Wednesday, August 18, 2010
Today I visited painter Rosanna Bruno, whose work I have known, and followed, since she first arrived in New York in 1993. She showed me ten or more new paintings since her 2009 John Davis Gallery exhibition, linked above (download the pdf from her name on the gallery menu). These paintings are supple and light. Gestures adorn raw linen surfaces, creating web-like structures to visually climb without the guarantee of gravity.
I'd been thinking about Wm. Powhida's passionate outburst regarding 'canned radicalism' on his blog post* Works of Art. It got me thinking on the possibilities of what is radical in art today, what could be, particularly in painting. Rosanna's painting proposed a redefinition of priorities, in that they do not appear radical in the way that statement-making approaches (ie. Warhol, Schnabel, Halley and Hirst) might. Her paintings inch forward, harnessing the usual suspects--gesture, texture, chroma, scale--to wrest unsettled, fractured spaces. They are forged in the crucible of history, acknowledging and trespassing it within those terms. Accordingly, the dance between translucent grounds, delicate swipes of the brush that hint at form, and gestures full of body and movement leads us to...
...such ambiguity between figure and ground that prolonged looking induces vertigo, akin to walking a tightrope. Ropy gestures offer illusions of security and we climb on out, before realizing it's all gesture...we see this with our eyes--we are caught in a labrynth of gestures with no certain place to go. Forked-tongued gestures and washy grounds intermingle and don't define what's on top and beneath. They establish spatial relationships promptly jettisoned for flickering and staccato rhythms.

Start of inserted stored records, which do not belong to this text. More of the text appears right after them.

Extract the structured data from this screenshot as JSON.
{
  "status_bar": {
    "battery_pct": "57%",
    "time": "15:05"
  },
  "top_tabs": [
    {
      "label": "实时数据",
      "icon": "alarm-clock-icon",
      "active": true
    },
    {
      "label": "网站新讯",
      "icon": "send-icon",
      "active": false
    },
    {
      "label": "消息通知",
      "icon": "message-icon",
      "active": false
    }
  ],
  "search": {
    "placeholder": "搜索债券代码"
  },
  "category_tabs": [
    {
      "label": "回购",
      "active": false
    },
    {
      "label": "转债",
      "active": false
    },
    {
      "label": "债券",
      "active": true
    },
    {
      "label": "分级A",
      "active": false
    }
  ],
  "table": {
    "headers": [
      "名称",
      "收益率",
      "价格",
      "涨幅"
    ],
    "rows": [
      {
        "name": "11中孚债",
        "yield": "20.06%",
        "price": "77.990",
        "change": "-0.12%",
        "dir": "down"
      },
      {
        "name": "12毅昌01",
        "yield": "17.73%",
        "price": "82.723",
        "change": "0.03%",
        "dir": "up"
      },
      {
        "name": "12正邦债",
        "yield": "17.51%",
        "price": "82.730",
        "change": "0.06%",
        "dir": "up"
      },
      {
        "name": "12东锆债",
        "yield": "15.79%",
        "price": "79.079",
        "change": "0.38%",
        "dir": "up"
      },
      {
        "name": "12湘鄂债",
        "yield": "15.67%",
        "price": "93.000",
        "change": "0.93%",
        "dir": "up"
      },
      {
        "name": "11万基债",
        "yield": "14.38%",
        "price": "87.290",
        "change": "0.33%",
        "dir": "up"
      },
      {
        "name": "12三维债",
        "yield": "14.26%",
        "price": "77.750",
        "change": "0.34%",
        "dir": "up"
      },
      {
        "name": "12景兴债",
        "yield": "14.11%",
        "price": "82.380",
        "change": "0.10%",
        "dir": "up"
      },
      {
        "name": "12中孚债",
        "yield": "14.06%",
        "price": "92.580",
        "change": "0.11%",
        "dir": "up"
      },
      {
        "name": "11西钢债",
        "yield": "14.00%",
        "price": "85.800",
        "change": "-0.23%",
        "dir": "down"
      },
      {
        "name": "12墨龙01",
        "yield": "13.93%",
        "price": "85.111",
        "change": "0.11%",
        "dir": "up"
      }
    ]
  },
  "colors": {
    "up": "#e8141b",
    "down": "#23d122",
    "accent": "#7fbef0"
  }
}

Is perception radical?
Agnes Martin, Writings, p. 71:
"It is so hard to slow down to the pace where it is possible to explore one's mind. And then of course one must go absolutely alone with not one thought about others intruding because then one would be off in relative thinking."
In this epoch of saturation, is such an endeavor possible? Or is the importance of individual perception historical?
Agnes Martin, Writings, p. 89:
"When interest in graphic art wanes I suppose it is possible to imagine its slipping out of sight but I do not believe in that possibility.
My interest is in experience that is wordless and silent, and in the fact that this experience can be expressed for me in art work which is also wordless and silent...
...We perceive - We see. We see with our eyes and we see with our minds...
...Perceiving is the same as receiving and it is the same as responding. Perception means all of them."
and for this reason, she proposes that, "If we can perceive ourselves within the work - not the work but ourselves when viewing the work then the work is important. If we can know our response, see in ourselves what we have received from a work, that is the way to the understanding of truth and all beauty." (italics hers).
Thinking with one's eyes can be radical, though not perhaps in ways we have come to expect radical to behave. The ability to become visually dislocated while contemplating an object is pure kinesthetic power, restoring bodily awareness through sight. What this changes is perhaps nothing, or everything.